She moved to Washington in 2015 after a stint working for a corporate law firm in New York, where she wrote “Manahatta” in the Public Theater’s Emerging Writers Group. Last summer, she moved back to Oklahoma, where she grew up. A glow came into her face when she mentioned her new house, on a lake on the Osage Reservation, but her Tulsa-based firm has an office and an apartment in Washington, and her travel-heavy practice still brings her there. When I told Nagle that I wondered not about her work-life balance but simply how she juggles her legal career with her art, she leapt right into the personal side anyway.

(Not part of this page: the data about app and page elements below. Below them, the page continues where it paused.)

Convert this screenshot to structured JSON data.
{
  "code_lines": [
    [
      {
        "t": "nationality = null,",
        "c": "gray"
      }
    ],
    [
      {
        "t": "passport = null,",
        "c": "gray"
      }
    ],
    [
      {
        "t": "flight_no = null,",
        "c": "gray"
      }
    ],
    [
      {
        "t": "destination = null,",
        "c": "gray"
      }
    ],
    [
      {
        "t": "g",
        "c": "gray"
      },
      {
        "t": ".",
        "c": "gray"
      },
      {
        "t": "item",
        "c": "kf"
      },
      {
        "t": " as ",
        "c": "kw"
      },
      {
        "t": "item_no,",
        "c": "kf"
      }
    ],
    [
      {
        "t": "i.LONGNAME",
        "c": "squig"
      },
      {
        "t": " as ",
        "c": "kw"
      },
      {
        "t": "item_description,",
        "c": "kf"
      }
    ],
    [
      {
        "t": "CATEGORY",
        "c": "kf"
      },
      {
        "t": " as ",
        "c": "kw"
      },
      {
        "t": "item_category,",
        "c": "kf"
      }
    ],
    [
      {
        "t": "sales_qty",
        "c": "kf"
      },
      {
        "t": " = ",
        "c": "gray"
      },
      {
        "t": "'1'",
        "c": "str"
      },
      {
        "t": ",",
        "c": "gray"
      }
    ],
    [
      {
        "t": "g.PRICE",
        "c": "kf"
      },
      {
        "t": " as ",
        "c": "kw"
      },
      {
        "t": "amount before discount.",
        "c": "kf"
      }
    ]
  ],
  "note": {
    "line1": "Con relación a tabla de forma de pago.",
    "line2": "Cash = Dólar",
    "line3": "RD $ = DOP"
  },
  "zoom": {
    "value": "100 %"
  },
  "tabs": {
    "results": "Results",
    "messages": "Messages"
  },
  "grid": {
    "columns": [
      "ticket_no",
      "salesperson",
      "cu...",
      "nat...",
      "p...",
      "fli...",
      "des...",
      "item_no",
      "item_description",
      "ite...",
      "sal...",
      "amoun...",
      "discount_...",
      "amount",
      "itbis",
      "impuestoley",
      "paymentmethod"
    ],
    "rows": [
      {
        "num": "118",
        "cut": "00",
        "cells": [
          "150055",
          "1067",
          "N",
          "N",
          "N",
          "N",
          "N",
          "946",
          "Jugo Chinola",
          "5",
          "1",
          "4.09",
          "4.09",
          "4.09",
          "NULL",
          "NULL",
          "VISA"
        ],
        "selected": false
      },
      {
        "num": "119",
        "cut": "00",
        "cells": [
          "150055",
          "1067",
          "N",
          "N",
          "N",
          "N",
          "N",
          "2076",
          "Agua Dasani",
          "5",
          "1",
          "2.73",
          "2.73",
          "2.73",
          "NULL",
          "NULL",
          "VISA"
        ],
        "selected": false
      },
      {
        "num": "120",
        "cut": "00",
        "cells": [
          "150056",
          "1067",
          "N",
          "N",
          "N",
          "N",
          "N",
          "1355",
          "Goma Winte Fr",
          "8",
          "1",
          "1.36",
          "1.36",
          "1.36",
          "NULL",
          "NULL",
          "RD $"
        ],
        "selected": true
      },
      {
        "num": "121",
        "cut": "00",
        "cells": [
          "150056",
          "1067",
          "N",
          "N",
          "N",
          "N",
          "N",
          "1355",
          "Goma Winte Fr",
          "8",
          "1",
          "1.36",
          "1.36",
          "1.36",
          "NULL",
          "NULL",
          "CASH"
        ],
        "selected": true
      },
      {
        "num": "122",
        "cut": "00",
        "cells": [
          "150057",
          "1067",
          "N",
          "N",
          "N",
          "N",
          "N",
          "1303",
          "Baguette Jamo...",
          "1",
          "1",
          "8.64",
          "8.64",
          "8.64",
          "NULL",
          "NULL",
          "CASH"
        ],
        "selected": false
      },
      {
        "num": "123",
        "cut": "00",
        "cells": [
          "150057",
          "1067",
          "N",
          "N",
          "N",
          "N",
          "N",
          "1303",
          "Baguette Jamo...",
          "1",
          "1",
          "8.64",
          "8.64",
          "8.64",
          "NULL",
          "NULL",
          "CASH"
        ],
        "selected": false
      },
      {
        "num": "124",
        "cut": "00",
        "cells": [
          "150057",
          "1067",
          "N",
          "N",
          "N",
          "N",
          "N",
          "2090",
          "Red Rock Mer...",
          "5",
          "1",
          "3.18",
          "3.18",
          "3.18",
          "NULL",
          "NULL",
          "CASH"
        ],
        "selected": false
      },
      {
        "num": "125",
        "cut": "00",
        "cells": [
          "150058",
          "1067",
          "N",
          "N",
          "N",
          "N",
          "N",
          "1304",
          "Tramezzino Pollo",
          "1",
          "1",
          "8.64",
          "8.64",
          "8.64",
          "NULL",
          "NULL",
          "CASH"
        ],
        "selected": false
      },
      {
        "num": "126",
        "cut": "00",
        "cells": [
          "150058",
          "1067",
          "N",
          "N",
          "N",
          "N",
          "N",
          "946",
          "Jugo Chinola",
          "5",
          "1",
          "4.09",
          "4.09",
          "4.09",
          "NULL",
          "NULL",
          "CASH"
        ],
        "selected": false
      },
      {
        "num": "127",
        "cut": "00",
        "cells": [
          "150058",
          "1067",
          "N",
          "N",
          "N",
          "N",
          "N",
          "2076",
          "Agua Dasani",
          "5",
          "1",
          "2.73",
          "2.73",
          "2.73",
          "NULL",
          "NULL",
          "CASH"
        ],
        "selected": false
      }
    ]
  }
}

“I don’t have children, and I would like to have children,” she said. With an upbeat, what-the-hell forthrightness, she added: “Let me just put that advertisement out there for who wants to be the stay-at-home dad, because I don’t think I can handle a third thing right now. It’s kind of overwhelming.”
The daughter of a doctor and a nursing school dean, Nagle started making up stories as a child, dragooning her two younger sisters into acting them out with her. As a Georgetown University undergraduate, she devised her own major in justice and peace studies, but took classes in theater, won a student one-act contest and wrote a play called “Miss Lead,” about lead mining on Oklahoma reservations, for her senior thesis.
Her freshman year, she performed in a student production of Paula Vogel’s domestic violence play “Hot ‘n’ Throbbing” — a formative experience that Nagle said shattered her impression that there were “certain things we experience as women that are not appropriate for the stage.”
When Smith asked her in 2015 what she might like to write about for Arena, Nagle immediately thought of the Violence Against Women Act, which was strengthened in 2013, giving tribal courts the power to prosecute non-Native Americans who victimize Native American women on tribal land. Present at the signing ceremony, watching President Barack Obama make that change into law, Nagle sobbed.
She is convinced, though, that there will eventually be a challenge to that protection — “when a non-Indian tries to argue to the Supreme Court, which they will, that any exercise of tribal criminal jurisdiction over a non-Indian is unconstitutional.”
As a lawyer, she is preparing for that scenario. As a playwright, she is imagining it in “Sovereignty,” a drama about broken treaties and historical rifts that is also about rape.
It was Smith’s idea to broaden Nagle’s original concept, interweaving the contemporary strand — centered on a Cherokee Nation lawyer who strongly resembles Nagle and becomes involved in a domestic violence case — with one about her Ridge ancestors. Before Major and John Ridge signed the treaty to hand over tribal land, they were instrumental in a rare case where Native Americans prevailed in the Supreme Court: Worcester v. Georgia, in 1832, establishing a crucial precedent about tribal sovereignty.
That victory is the proud story Nagle was raised on, the story her grandmother told her that gave her faith in the Supreme Court and made her want to go to law school. The play follows the Ridges through that case and the treaty signing to their deaths.
The cemetery, by the way, the one where the Ridges are buried: That’s where Nagle plans to end up, too, one day.